Wednesday, February 27, 2008

8. The World in Winter by John Christopher

The World in Winter picture

I went through a lot of mild ups and downs with this book. I think that I approached it believing I had Christopher pegged and I think that was a mistake. The premise of this post-apocalyptic book is that the world gets colder and colder until the previously powerful northern countries crumble and the equatorial nations become the new powerhouses. But I'm already getting ahead of myself, because the first section of the book is much more personal and limited in scope. It's about a tv producer and his relationship with another couple (of which the husband has an affair with the protagonist's wife). It's here that I felt like we were going to be spending a lot of time in that weird 60s british guy sexual anxiety zone.

Fortunately, the book veers off and ends up going in a lot of interesting directions. It proceeds to show the life of expat europeans in Africa who have suddenly become second-class citizens (that's putting it mildly; they are actually desperate refugees, forced to begging, prostitution and servitude). This is really fascinating and I would love to see a longer and more in-depth treatment of this kind of reversal of class and power in the world.

The third section than becomes an adventure, where a team of Nigerians try to go back to frozen London and claim it for themselves. They take hovercrafts and follow a similar route across the English Channel that the hero of a Wrinkle in the Skin took on foot when it was waterless.

Because of the three-part structure, a World in Winter is less focused than a Wrinkle in the Skin and you get less detail of the kind us PA fanatics look for. But it also keeps the book moving along and the reader intrigued. I was very satisfied in the end.

Here's MtBenson's take (with a good storyline summary).

Here's a link with some other cool editions of the paperback.


Jarrett said...

Do the Nigerians or Christopher acknowledge that it's the same route (in the text)? Or are the two stories completely independent?

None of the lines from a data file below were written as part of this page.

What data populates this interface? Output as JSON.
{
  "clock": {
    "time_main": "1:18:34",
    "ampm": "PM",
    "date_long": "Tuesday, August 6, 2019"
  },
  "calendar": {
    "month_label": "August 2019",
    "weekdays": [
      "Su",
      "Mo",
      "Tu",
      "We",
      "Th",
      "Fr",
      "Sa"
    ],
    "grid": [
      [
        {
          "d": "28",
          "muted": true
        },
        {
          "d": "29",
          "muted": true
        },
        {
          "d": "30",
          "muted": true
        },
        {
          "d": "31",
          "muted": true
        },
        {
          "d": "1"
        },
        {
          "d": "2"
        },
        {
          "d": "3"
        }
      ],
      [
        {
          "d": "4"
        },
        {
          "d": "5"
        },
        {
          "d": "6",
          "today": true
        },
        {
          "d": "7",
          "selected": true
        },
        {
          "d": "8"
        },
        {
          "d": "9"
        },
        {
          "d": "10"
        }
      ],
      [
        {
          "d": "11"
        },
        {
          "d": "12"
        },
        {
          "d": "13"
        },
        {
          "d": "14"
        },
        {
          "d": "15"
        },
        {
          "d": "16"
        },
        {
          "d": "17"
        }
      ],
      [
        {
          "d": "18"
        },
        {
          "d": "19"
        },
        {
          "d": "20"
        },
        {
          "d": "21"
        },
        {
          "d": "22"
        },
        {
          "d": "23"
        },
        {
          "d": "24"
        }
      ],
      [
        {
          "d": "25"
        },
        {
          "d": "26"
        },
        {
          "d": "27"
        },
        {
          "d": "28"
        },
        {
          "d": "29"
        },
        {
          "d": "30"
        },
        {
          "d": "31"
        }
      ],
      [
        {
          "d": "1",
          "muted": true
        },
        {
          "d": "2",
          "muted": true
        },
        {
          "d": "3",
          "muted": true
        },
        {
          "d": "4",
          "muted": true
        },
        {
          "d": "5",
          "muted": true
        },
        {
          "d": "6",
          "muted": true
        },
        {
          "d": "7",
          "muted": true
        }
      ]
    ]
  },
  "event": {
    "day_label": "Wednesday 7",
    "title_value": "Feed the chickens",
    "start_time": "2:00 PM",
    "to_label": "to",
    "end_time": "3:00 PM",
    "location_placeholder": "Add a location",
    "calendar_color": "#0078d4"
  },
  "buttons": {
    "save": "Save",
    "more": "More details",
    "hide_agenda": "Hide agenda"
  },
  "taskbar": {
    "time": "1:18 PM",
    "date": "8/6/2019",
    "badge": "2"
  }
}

I like when authors keep to their universe. I'm reading a Conrad novella/long short story and it has overlapping characters from his novel Victory.

Olman Feelyus said...

completely independent.